## [The task]
Each record that follows should be duplicated exactly, except for its pictures.

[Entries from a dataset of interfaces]
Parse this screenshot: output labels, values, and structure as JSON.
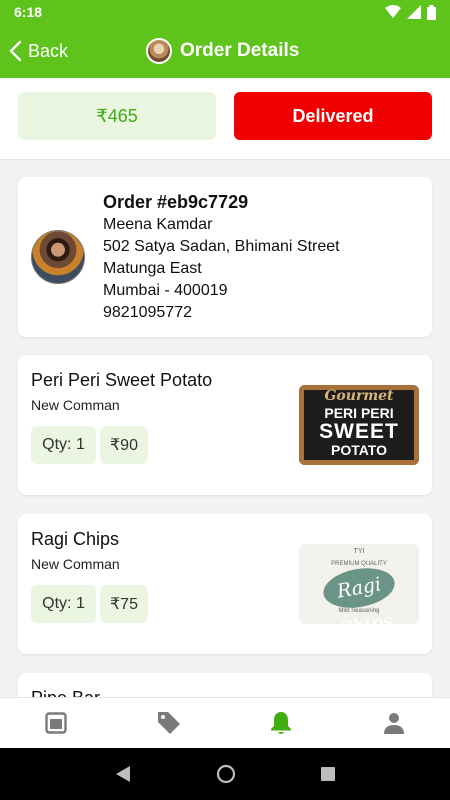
{
  "status_bar": {
    "time": "6:18"
  },
  "header": {
    "back_label": "Back",
    "title": "Order Details"
  },
  "summary": {
    "amount": "₹465",
    "status": "Delivered"
  },
  "order": {
    "number": "Order #eb9c7729",
    "customer_name": "Meena Kamdar",
    "address_line1": "502 Satya Sadan, Bhimani Street",
    "address_line2": "Matunga East",
    "city": "Mumbai - 400019",
    "phone": "9821095772"
  },
  "items": [
    {
      "name": "Peri Peri Sweet Potato",
      "brand": "New Comman",
      "qty": "Qty: 1",
      "price": "₹90",
      "image_text": {
        "brand": "Gourmet",
        "line1": "PERI PERI",
        "line2": "SWEET",
        "line3": "POTATO"
      }
    },
    {
      "name": "Ragi Chips",
      "brand": "New Comman",
      "qty": "Qty: 1",
      "price": "₹75",
      "image_text": {
        "brand": "TYI",
        "tag": "PREMIUM QUALITY",
        "name": "Ragi Chips",
        "note": "Mild Seasoning"
      }
    },
    {
      "name": "Pipe Bar"
    }
  ],
  "bottom_nav": {
    "items": [
      {
        "icon": "orders-icon",
        "active": false
      },
      {
        "icon": "tag-icon",
        "active": false
      },
      {
        "icon": "bell-icon",
        "active": true
      },
      {
        "icon": "profile-icon",
        "active": false
      }
    ]
  },
  "colors": {
    "brand_green": "#5ec41c",
    "accent_green": "#3fae0e",
    "light_green": "#eaf6e2",
    "status_red": "#f00000",
    "inactive_icon": "#7a7a7a"
  }
}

## [Expected output]
Parse this screenshot: output labels, values, and structure as JSON.
{
  "status_bar": {
    "time": "6:18"
  },
  "header": {
    "back_label": "Back",
    "title": "Order Details"
  },
  "summary": {
    "amount": "₹465",
    "status": "Delivered"
  },
  "order": {
    "number": "Order #eb9c7729",
    "customer_name": "Meena Kamdar",
    "address_line1": "502 Satya Sadan, Bhimani Street",
    "address_line2": "Matunga East",
    "city": "Mumbai - 400019",
    "phone": "9821095772"
  },
  "items": [
    {
      "name": "Peri Peri Sweet Potato",
      "brand": "New Comman",
      "qty": "Qty: 1",
      "price": "₹90",
      "image_text": {
        "brand": "Gourmet",
        "line1": "PERI PERI",
        "line2": "SWEET",
        "line3": "POTATO"
      }
    },
    {
      "name": "Ragi Chips",
      "brand": "New Comman",
      "qty": "Qty: 1",
      "price": "₹75",
      "image_text": {
        "brand": "TYI",
        "tag": "PREMIUM QUALITY",
        "name": "Ragi Chips",
        "note": "Mild Seasoning"
      }
    },
    {
      "name": "Pipe Bar"
    }
  ],
  "bottom_nav": {
    "items": [
      {
        "icon": "orders-icon",
        "active": false
      },
      {
        "icon": "tag-icon",
        "active": false
      },
      {
        "icon": "bell-icon",
        "active": true
      },
      {
        "icon": "profile-icon",
        "active": false
      }
    ]
  },
  "colors": {
    "brand_green": "#5ec41c",
    "accent_green": "#3fae0e",
    "light_green": "#eaf6e2",
    "status_red": "#f00000",
    "inactive_icon": "#7a7a7a"
  }
}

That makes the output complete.